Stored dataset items
===============

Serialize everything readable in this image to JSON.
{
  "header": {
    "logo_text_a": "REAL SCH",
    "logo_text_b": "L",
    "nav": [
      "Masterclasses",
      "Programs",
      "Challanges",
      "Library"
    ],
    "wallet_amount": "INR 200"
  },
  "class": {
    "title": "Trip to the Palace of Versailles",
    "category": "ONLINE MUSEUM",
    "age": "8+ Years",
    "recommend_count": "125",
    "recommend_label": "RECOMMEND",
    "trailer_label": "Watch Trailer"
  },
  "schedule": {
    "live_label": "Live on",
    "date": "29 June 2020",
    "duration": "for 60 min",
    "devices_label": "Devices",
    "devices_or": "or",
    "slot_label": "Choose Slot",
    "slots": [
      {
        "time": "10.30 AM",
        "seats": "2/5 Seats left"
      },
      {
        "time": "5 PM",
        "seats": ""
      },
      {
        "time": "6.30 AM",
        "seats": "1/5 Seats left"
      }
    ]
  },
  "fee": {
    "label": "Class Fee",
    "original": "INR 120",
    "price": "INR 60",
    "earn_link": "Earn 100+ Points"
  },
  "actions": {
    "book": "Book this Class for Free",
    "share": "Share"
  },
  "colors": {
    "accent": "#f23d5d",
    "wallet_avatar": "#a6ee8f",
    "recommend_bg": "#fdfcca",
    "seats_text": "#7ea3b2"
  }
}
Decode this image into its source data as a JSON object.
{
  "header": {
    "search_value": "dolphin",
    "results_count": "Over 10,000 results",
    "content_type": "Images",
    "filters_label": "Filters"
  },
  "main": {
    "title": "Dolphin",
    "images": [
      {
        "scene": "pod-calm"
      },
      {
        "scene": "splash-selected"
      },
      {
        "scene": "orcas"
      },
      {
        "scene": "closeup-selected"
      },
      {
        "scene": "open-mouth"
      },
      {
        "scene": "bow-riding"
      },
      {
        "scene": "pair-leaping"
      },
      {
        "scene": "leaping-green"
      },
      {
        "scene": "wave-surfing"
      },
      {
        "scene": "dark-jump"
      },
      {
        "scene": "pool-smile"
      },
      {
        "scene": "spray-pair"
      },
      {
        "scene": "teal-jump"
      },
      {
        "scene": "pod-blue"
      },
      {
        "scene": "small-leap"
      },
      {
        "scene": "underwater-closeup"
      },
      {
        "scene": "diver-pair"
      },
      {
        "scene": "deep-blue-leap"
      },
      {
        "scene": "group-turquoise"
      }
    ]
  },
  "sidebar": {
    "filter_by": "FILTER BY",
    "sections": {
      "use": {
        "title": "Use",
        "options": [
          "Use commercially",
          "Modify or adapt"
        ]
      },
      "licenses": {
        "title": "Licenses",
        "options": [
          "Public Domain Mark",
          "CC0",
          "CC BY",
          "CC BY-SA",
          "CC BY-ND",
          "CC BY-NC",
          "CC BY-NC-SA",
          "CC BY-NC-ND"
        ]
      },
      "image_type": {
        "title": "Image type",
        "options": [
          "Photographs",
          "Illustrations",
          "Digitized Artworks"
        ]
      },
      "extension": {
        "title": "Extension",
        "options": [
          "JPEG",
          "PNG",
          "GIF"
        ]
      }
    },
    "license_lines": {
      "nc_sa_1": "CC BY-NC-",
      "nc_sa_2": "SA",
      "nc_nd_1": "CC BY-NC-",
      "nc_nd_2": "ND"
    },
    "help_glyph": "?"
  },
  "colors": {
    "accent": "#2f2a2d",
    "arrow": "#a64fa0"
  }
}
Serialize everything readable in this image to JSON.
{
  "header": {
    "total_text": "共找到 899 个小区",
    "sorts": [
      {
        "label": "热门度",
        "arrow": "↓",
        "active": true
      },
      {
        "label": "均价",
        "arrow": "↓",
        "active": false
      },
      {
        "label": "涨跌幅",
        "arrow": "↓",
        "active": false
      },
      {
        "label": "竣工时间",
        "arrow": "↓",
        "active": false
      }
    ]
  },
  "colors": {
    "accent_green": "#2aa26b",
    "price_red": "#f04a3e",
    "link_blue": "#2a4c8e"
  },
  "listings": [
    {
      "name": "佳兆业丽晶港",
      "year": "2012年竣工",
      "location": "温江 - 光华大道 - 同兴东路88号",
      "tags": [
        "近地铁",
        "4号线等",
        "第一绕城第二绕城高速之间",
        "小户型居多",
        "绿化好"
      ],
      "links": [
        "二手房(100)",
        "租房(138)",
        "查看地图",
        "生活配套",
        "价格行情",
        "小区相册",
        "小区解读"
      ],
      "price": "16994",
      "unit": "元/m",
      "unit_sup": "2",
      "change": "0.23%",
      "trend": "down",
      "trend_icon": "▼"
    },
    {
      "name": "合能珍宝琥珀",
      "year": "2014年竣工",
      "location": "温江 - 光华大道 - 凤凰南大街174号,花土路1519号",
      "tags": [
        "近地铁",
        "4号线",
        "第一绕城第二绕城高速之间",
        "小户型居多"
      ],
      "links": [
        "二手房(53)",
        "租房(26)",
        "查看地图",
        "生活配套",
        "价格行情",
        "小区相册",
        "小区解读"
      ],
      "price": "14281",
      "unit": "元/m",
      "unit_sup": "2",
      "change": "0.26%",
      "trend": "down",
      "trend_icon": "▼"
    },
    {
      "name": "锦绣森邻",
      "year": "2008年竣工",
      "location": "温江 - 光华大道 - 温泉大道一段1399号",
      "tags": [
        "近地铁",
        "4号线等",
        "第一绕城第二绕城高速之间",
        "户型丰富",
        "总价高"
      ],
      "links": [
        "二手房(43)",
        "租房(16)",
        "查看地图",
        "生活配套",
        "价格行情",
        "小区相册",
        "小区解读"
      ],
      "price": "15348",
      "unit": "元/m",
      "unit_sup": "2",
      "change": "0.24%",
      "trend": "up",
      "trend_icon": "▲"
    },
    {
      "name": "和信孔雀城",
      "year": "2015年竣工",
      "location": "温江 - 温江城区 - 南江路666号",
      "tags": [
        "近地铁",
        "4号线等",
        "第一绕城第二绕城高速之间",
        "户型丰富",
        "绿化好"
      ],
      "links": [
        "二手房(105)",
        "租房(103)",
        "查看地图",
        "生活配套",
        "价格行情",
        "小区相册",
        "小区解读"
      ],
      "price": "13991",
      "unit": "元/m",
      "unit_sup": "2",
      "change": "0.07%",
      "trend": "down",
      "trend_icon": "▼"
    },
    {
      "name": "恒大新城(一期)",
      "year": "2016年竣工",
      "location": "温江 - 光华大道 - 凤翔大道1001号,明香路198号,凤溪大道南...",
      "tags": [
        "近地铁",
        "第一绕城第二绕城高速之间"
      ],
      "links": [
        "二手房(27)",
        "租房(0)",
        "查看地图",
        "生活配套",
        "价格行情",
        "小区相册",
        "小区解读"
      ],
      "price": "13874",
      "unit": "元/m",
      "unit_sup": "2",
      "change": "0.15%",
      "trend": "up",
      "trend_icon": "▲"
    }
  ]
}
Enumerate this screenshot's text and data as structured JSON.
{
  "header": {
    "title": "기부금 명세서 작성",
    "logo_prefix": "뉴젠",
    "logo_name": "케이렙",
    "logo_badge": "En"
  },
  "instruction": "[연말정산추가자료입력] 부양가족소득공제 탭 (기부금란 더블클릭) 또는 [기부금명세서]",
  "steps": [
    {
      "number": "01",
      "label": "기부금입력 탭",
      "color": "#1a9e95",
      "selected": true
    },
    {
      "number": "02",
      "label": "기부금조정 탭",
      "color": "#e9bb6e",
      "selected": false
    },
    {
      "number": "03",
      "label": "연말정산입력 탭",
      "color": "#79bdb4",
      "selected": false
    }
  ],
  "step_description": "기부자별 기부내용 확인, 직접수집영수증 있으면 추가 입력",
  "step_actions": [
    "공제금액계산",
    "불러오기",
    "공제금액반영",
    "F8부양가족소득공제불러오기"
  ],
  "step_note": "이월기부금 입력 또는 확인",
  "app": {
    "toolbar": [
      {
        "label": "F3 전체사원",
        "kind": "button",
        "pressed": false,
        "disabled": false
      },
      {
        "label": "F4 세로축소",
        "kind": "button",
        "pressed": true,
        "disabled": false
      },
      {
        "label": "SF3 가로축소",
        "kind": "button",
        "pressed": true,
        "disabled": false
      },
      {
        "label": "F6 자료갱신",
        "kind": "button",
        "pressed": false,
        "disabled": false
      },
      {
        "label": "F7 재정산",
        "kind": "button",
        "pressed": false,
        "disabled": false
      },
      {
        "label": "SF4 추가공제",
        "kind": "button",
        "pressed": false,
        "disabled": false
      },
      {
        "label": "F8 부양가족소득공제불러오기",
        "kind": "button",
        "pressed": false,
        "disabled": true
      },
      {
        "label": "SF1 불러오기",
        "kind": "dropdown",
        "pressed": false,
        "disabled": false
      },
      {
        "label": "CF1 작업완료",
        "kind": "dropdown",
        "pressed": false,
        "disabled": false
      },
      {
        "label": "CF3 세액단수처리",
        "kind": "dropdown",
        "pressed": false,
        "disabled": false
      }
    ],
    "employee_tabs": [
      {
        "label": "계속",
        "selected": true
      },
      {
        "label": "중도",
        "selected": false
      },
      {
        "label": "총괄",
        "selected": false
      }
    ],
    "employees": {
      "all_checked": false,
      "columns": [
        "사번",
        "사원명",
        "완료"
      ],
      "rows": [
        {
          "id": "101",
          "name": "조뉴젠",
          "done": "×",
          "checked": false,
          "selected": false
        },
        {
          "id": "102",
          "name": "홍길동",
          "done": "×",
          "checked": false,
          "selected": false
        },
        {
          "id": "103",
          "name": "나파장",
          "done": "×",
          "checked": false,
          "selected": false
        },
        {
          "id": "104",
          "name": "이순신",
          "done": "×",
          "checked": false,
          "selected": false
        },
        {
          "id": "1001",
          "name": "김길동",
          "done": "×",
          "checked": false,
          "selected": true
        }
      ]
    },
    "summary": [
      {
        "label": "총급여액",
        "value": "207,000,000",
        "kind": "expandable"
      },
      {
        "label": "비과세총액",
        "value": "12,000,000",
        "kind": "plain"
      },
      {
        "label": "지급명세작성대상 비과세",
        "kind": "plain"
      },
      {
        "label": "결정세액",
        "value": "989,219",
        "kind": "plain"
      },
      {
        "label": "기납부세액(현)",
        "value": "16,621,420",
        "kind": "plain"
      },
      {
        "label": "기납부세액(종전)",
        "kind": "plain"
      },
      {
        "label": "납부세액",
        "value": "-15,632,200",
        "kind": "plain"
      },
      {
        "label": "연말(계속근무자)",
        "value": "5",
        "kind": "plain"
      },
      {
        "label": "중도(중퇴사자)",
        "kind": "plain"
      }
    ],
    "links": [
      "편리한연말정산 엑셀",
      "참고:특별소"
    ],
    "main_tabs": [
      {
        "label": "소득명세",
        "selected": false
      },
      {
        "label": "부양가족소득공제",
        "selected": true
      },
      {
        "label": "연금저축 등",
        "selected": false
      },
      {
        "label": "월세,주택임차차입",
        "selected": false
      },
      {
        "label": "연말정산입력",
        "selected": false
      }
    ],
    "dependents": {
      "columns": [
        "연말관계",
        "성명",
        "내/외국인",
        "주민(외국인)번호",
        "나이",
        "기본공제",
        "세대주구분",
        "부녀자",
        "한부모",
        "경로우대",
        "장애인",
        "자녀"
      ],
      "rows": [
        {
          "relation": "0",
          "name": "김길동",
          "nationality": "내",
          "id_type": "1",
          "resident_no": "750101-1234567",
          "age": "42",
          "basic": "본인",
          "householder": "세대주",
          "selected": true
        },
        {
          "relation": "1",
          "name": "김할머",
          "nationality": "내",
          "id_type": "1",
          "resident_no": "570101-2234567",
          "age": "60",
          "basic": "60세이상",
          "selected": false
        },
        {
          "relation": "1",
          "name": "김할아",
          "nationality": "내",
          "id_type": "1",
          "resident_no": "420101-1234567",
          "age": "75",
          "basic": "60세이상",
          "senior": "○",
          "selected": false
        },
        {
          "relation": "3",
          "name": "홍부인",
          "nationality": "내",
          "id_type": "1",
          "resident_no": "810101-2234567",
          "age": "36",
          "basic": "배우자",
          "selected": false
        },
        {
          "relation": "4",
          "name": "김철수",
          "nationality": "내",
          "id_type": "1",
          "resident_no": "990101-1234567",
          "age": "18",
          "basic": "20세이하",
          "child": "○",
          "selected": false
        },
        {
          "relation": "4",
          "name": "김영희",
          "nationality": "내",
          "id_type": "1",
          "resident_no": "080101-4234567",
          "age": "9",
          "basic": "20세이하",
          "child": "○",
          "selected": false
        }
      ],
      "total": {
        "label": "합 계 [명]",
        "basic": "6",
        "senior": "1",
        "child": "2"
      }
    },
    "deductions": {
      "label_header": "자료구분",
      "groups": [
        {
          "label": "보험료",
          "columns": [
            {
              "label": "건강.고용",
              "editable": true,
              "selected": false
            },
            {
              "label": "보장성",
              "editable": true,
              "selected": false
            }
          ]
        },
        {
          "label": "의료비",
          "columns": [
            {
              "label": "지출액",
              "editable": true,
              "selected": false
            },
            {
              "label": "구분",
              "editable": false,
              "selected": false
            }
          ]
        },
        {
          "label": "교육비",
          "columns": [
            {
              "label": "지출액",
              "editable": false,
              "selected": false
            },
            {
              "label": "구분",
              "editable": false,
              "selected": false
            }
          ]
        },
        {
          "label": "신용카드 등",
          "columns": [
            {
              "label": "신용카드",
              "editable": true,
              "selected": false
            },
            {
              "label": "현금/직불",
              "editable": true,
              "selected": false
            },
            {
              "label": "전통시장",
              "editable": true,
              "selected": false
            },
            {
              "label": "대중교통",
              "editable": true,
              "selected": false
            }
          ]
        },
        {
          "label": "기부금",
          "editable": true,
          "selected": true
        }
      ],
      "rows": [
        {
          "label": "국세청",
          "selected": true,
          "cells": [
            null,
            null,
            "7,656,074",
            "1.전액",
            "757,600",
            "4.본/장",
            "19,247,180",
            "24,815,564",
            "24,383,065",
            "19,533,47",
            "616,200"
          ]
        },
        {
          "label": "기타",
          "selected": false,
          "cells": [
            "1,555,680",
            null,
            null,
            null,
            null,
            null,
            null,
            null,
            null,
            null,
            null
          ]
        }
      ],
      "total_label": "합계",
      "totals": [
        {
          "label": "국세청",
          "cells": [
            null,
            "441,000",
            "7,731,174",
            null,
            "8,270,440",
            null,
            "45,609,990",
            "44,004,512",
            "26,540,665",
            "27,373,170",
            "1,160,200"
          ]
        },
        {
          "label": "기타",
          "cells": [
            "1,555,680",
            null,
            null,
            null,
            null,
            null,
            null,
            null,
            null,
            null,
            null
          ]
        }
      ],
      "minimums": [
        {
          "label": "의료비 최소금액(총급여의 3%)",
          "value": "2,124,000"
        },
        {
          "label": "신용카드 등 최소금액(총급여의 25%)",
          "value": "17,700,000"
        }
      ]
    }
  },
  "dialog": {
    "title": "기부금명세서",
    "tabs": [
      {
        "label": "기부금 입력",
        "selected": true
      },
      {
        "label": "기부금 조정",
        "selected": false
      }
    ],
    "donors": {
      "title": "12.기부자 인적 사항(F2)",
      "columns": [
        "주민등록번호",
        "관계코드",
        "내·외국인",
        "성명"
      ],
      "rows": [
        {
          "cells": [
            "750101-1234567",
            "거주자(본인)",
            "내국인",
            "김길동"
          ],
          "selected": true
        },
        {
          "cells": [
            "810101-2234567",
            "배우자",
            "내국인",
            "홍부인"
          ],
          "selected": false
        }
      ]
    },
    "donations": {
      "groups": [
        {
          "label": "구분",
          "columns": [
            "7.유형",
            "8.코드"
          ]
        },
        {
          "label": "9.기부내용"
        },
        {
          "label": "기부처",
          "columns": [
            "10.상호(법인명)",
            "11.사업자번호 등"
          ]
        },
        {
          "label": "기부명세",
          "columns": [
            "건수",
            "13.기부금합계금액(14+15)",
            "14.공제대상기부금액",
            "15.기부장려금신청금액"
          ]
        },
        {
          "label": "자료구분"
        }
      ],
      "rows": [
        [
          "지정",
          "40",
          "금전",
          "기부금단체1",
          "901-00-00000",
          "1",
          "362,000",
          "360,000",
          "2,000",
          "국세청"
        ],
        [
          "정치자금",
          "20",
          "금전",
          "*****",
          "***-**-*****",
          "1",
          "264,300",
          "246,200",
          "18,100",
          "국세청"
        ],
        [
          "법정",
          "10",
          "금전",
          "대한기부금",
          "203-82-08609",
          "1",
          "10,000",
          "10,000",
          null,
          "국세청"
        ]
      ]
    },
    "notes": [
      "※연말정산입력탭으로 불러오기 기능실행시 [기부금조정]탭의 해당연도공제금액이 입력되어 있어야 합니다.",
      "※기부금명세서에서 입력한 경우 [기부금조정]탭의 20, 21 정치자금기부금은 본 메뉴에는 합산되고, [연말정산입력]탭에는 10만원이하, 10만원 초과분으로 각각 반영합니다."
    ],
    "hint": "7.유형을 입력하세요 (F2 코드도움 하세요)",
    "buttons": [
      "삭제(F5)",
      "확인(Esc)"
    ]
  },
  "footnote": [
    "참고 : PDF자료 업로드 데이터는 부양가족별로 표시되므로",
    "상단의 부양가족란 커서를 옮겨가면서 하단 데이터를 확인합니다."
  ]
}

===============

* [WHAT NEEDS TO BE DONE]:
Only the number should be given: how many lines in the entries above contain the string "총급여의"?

* [FINISHED EXERCISE]:
2